JOE BIDEN: I'm looking forward to getting to the place - assuming I'm still around - that it gets down to a smaller number of people so we can have more of a discussion instead of one-minute assertions.
MONTANARO: Well, I mean, debates are always going to be kind of one-minute assertions. So he kind of knows that. But he really needs to show some crispness in this upcoming debate that he really lacked, especially in that first debate, when Democrats are really looking for someone who can take on Trump. Otherwise, they're going to look elsewhere. And we've seen Elizabeth Warren continue to rise in not just the polls but fundraising and crowd size.
MARTIN: Yeah. So I want to get back to this idea about the DNC and the debates being, like, a first primary sort of speak. They set the qualifying rules. How are those who didn't make the cut for this debate reacting?
MONTANARO: Well, pretty typically, I'd say, for candidates who don't make a debate stage. Some are complaining about the process, like you were noting. So here was Tulsi Gabbard on Fox News.
(SOUNDBITE OF TV SHOW, "TUCKER CARLSON TONIGHT")
TULSI GABBARD: The whole thing gets a little bit confusing, and you've got to jump way down into the weeds of the numbers and the statistics. But I think the bigger problem is that the whole process really lacks transparency.
TUCKER CARLSON: Right.

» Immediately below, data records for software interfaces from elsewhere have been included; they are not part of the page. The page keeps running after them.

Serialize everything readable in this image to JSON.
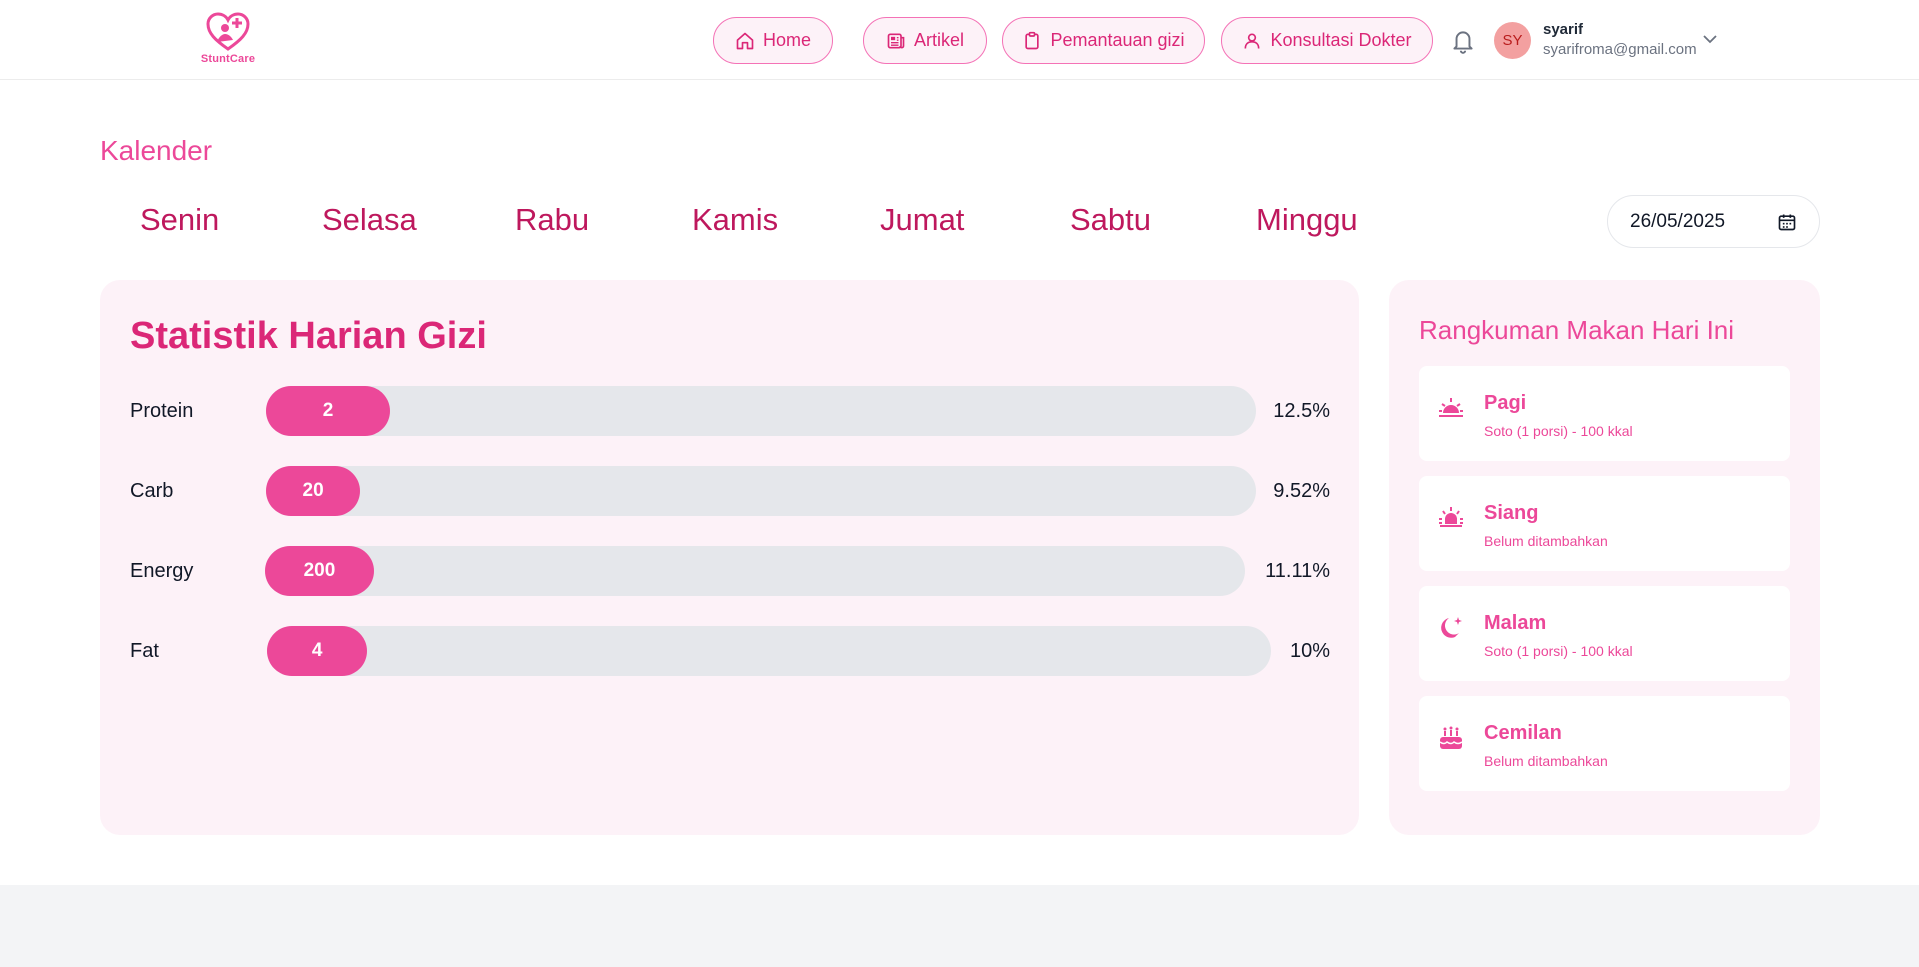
{
  "brand": {
    "name": "StuntCare",
    "color": "#ec4899"
  },
  "nav": {
    "home": "Home",
    "artikel": "Artikel",
    "pemantauan": "Pemantauan gizi",
    "konsultasi": "Konsultasi Dokter"
  },
  "user": {
    "initials": "SY",
    "name": "syarif",
    "email": "syarifroma@gmail.com"
  },
  "calendar": {
    "title": "Kalender",
    "days": [
      "Senin",
      "Selasa",
      "Rabu",
      "Kamis",
      "Jumat",
      "Sabtu",
      "Minggu"
    ],
    "date": "26/05/2025"
  },
  "stats": {
    "title": "Statistik Harian Gizi",
    "rows": [
      {
        "label": "Protein",
        "value": "2",
        "percent": "12.5%",
        "fraction": 0.125
      },
      {
        "label": "Carb",
        "value": "20",
        "percent": "9.52%",
        "fraction": 0.0952
      },
      {
        "label": "Energy",
        "value": "200",
        "percent": "11.11%",
        "fraction": 0.1111
      },
      {
        "label": "Fat",
        "value": "4",
        "percent": "10%",
        "fraction": 0.1
      }
    ]
  },
  "summary": {
    "title": "Rangkuman Makan Hari Ini",
    "meals": [
      {
        "name": "Pagi",
        "desc": "Soto (1 porsi) - 100 kkal",
        "icon": "sunrise-icon"
      },
      {
        "name": "Siang",
        "desc": "Belum ditambahkan",
        "icon": "sun-icon"
      },
      {
        "name": "Malam",
        "desc": "Soto (1 porsi) - 100 kkal",
        "icon": "moon-icon"
      },
      {
        "name": "Cemilan",
        "desc": "Belum ditambahkan",
        "icon": "cake-icon"
      }
    ]
  }
}
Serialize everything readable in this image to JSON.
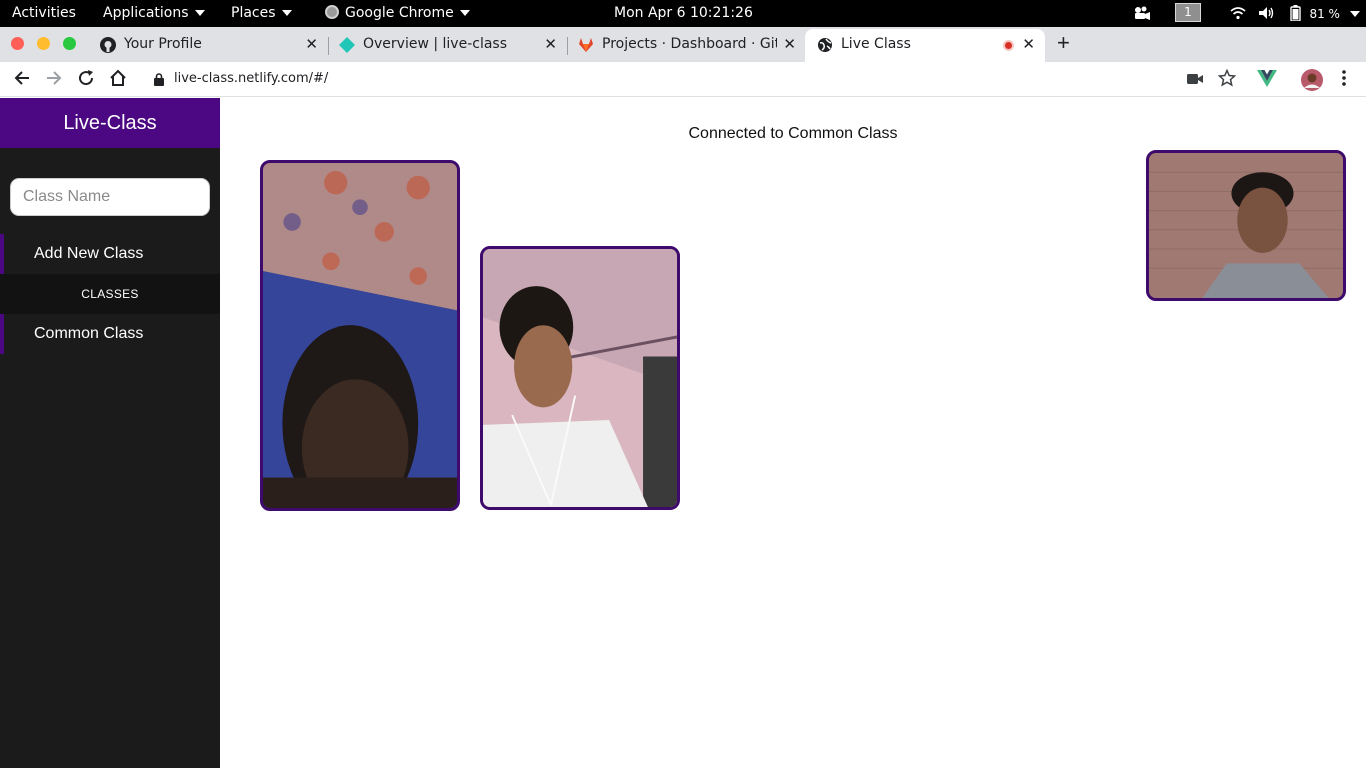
{
  "system": {
    "activities": "Activities",
    "applications": "Applications",
    "places": "Places",
    "app_name": "Google Chrome",
    "clock": "Mon Apr 6  10:21:26",
    "workspace": "1",
    "battery": "81 %"
  },
  "tabs": [
    {
      "title": "Your Profile",
      "icon": "github-icon"
    },
    {
      "title": "Overview | live-class",
      "icon": "netlify-icon"
    },
    {
      "title": "Projects · Dashboard · GitL",
      "icon": "gitlab-icon"
    },
    {
      "title": "Live Class",
      "icon": "globe-icon",
      "recording": true
    }
  ],
  "address_bar": {
    "url": "live-class.netlify.com/#/"
  },
  "sidebar": {
    "brand": "Live-Class",
    "class_input_placeholder": "Class Name",
    "add_new_class": "Add New Class",
    "section_header": "CLASSES",
    "classes": [
      "Common Class"
    ]
  },
  "main": {
    "status": "Connected to Common Class"
  },
  "colors": {
    "brand": "#4b0882",
    "sidebar_bg": "#1b1b1b",
    "video_border": "#3e0a6b"
  }
}
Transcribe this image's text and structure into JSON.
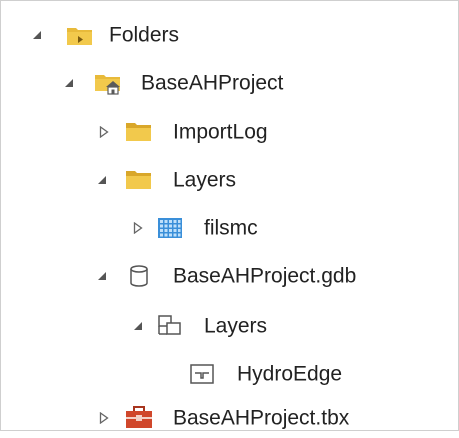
{
  "tree": {
    "items": [
      {
        "label": "Folders",
        "icon": "folders-icon",
        "state": "expanded"
      },
      {
        "label": "BaseAHProject",
        "icon": "home-folder-icon",
        "state": "expanded"
      },
      {
        "label": "ImportLog",
        "icon": "folder-icon",
        "state": "collapsed"
      },
      {
        "label": "Layers",
        "icon": "folder-icon",
        "state": "expanded"
      },
      {
        "label": "filsmc",
        "icon": "raster-icon",
        "state": "collapsed"
      },
      {
        "label": "BaseAHProject.gdb",
        "icon": "geodatabase-icon",
        "state": "expanded"
      },
      {
        "label": "Layers",
        "icon": "feature-dataset-icon",
        "state": "expanded"
      },
      {
        "label": "HydroEdge",
        "icon": "line-feature-class-icon",
        "state": "leaf"
      },
      {
        "label": "BaseAHProject.tbx",
        "icon": "toolbox-icon",
        "state": "collapsed"
      }
    ]
  },
  "colors": {
    "folder_yellow": "#E8BA3A",
    "folder_dark": "#C99A20",
    "toolbox_red": "#D0472B",
    "raster_blue": "#3A8FD9",
    "text": "#222222",
    "toggle": "#555555"
  }
}
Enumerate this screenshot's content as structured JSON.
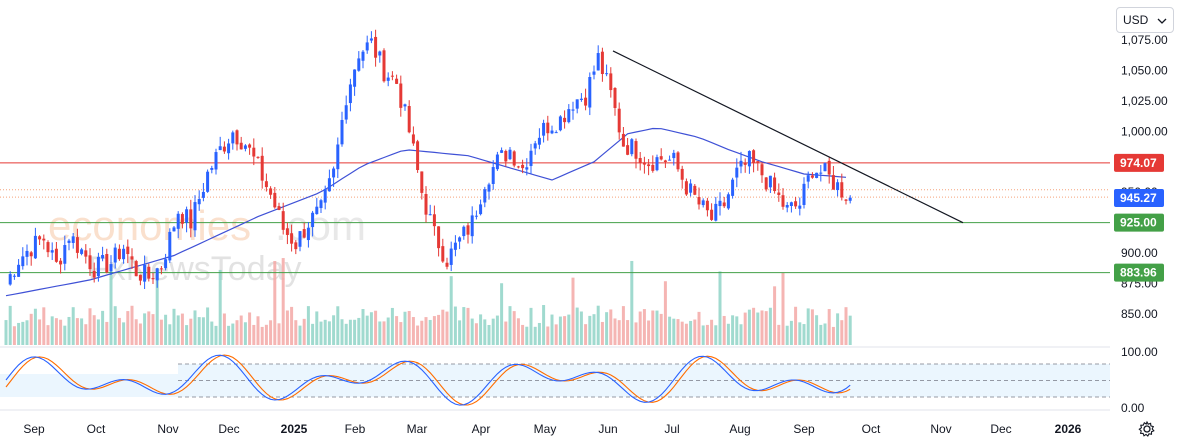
{
  "currency": {
    "label": "USD",
    "icon": "chevron-down-icon"
  },
  "settings": {
    "icon": "gear-icon"
  },
  "watermark": {
    "brand": "economies",
    "brand_suffix": ".com",
    "sub": "FxNewsToday"
  },
  "chart_data": {
    "type": "candlestick",
    "price_axis": {
      "ticks": [
        1075,
        1050,
        1025,
        1000,
        950,
        900,
        875,
        850
      ],
      "tick_labels": [
        "1,075.00",
        "1,050.00",
        "1,025.00",
        "1,000.00",
        "950.00",
        "900.00",
        "875.00",
        "850.00"
      ],
      "range": [
        827,
        1082
      ]
    },
    "time_axis": {
      "labels": [
        "Sep",
        "Oct",
        "Nov",
        "Dec",
        "2025",
        "Feb",
        "Mar",
        "Apr",
        "May",
        "Jun",
        "Jul",
        "Aug",
        "Sep",
        "Oct",
        "Nov",
        "Dec",
        "2026"
      ],
      "bold": [
        "2025",
        "2026"
      ]
    },
    "price_lines": [
      {
        "value": 974.07,
        "label": "974.07",
        "color": "#e53935"
      },
      {
        "value": 925.0,
        "label": "925.00",
        "color": "#43a047"
      },
      {
        "value": 883.96,
        "label": "883.96",
        "color": "#43a047"
      }
    ],
    "last_price": {
      "value": 945.27,
      "label": "945.27",
      "color": "#2962ff"
    },
    "trendline": {
      "from": {
        "date": "Jun 2025",
        "value": 1066
      },
      "to": {
        "date": "Oct 2025",
        "value": 925
      }
    },
    "price_path": [
      [
        0,
        875
      ],
      [
        3,
        895
      ],
      [
        6,
        905
      ],
      [
        9,
        912
      ],
      [
        12,
        890
      ],
      [
        15,
        915
      ],
      [
        18,
        902
      ],
      [
        21,
        888
      ],
      [
        25,
        892
      ],
      [
        28,
        905
      ],
      [
        31,
        885
      ],
      [
        34,
        880
      ],
      [
        37,
        890
      ],
      [
        41,
        935
      ],
      [
        44,
        925
      ],
      [
        48,
        965
      ],
      [
        51,
        985
      ],
      [
        54,
        1000
      ],
      [
        57,
        990
      ],
      [
        60,
        970
      ],
      [
        63,
        948
      ],
      [
        66,
        920
      ],
      [
        69,
        908
      ],
      [
        72,
        925
      ],
      [
        75,
        935
      ],
      [
        78,
        965
      ],
      [
        81,
        1030
      ],
      [
        84,
        1065
      ],
      [
        87,
        1072
      ],
      [
        90,
        1050
      ],
      [
        93,
        1040
      ],
      [
        96,
        1000
      ],
      [
        99,
        950
      ],
      [
        102,
        915
      ],
      [
        105,
        895
      ],
      [
        108,
        910
      ],
      [
        111,
        925
      ],
      [
        114,
        960
      ],
      [
        117,
        975
      ],
      [
        120,
        985
      ],
      [
        123,
        970
      ],
      [
        126,
        995
      ],
      [
        129,
        1005
      ],
      [
        132,
        1010
      ],
      [
        135,
        1025
      ],
      [
        138,
        1030
      ],
      [
        141,
        1060
      ],
      [
        144,
        1030
      ],
      [
        147,
        990
      ],
      [
        150,
        985
      ],
      [
        153,
        975
      ],
      [
        156,
        978
      ],
      [
        159,
        975
      ],
      [
        162,
        955
      ],
      [
        165,
        940
      ],
      [
        168,
        928
      ],
      [
        171,
        940
      ],
      [
        174,
        965
      ],
      [
        177,
        975
      ],
      [
        180,
        965
      ],
      [
        183,
        950
      ],
      [
        186,
        935
      ],
      [
        189,
        940
      ],
      [
        192,
        970
      ],
      [
        195,
        965
      ],
      [
        198,
        955
      ],
      [
        201,
        945
      ]
    ],
    "sma": [
      [
        0,
        865
      ],
      [
        20,
        878
      ],
      [
        40,
        898
      ],
      [
        60,
        930
      ],
      [
        75,
        950
      ],
      [
        85,
        972
      ],
      [
        95,
        985
      ],
      [
        110,
        980
      ],
      [
        120,
        970
      ],
      [
        130,
        960
      ],
      [
        140,
        975
      ],
      [
        148,
        998
      ],
      [
        155,
        1003
      ],
      [
        165,
        995
      ],
      [
        172,
        985
      ],
      [
        180,
        975
      ],
      [
        190,
        965
      ],
      [
        201,
        962
      ]
    ],
    "stochastic_rsi": {
      "levels": {
        "upper": 80,
        "lower": 20,
        "axis": [
          "100.00",
          "0.00"
        ]
      },
      "k_color": "#2962ff",
      "d_color": "#ff6d00"
    }
  }
}
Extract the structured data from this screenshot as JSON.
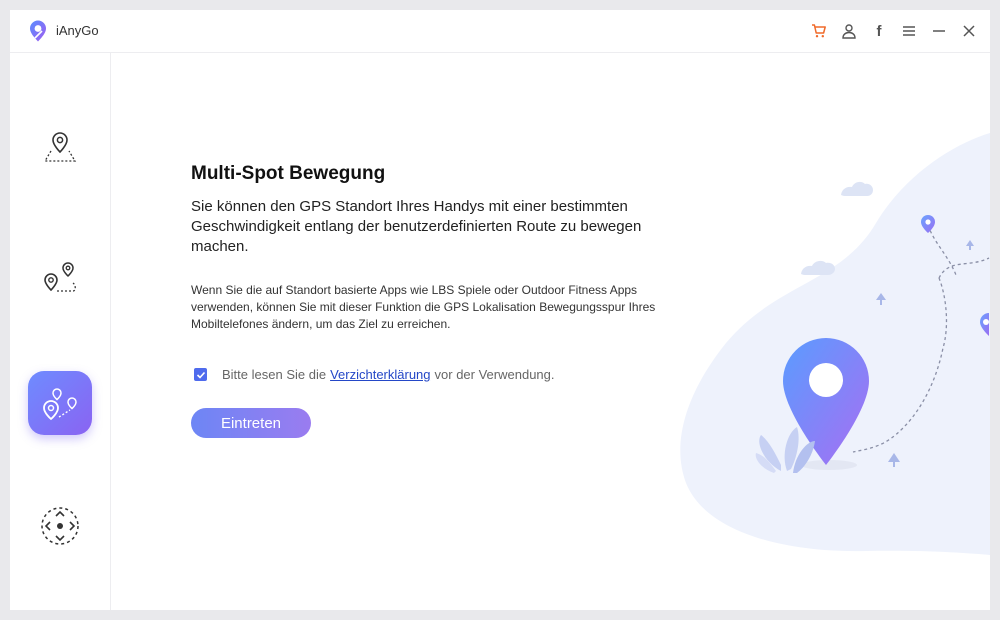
{
  "app": {
    "name": "iAnyGo"
  },
  "titlebar_icons": [
    "cart-icon",
    "user-icon",
    "facebook-icon",
    "menu-icon",
    "minimize-icon",
    "close-icon"
  ],
  "titlebar_facebook_glyph": "f",
  "sidebar": {
    "items": [
      {
        "name": "change-location",
        "icon": "location-pin-map-icon",
        "active": false
      },
      {
        "name": "single-spot",
        "icon": "two-spot-route-icon",
        "active": false
      },
      {
        "name": "multi-spot",
        "icon": "multi-spot-route-icon",
        "active": true
      },
      {
        "name": "joystick",
        "icon": "joystick-icon",
        "active": false
      }
    ]
  },
  "main": {
    "heading": "Multi-Spot Bewegung",
    "subtitle": "Sie können den GPS Standort Ihres Handys mit einer bestimmten Geschwindigkeit entlang der benutzerdefinierten Route zu bewegen machen.",
    "description": "Wenn Sie die auf Standort basierte Apps wie LBS Spiele oder Outdoor Fitness Apps verwenden, können Sie mit dieser Funktion die GPS Lokalisation Bewegungsspur Ihres Mobiltelefones ändern, um das Ziel zu erreichen.",
    "agreement": {
      "checked": true,
      "prefix": "Bitte lesen Sie die",
      "link": "Verzichterklärung",
      "suffix": "vor der Verwendung."
    },
    "enter_button": "Eintreten"
  },
  "colors": {
    "accent": "#4f6bed",
    "cart": "#f06a2a",
    "gradient_start": "#6e8cff",
    "gradient_end": "#8a63f2",
    "link": "#2447c7"
  }
}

GABBARD: People deserve having that transparency because ultimately it's the people who will decide who our Democratic nominee will be and ultimately who our next president, commander in chief, will be.
MONTANARO: Yeah. I mean, the Hawaii Congresswoman - you know, they're talking about the rules and the process. You know, the criteria for the debate has been out there for quite some time. She just didn't reach it. So, you know, transparency is certainly one of the things that some candidates like to talk about in these instances. But we've known what they are for a while.
MARTIN: And the fact of the matter is it is just an unprecedentedly large field, right? So we don't...
MARTIN: This is all kind of new territory. I'm going to put you on the spot. We know Kirsten Gillibrand is ending her run. Who do you think is next?
MONTANARO: I have no idea.
MARTIN: Come on.
MONTANARO: I mean, you know, I'm not going to try to predict that. I will say one thing, though. Tom Steyer is somebody who spent $12 million on ads and other things to try to get onto this debate stage. He failed to do so. And, well, we may see him in October. We'll see.
MARTIN: OK. NPR senior political editor Domenico Montanaro. Thank you.
MONTANARO: You're welcome. Transcript provided by NPR, Copyright NPR.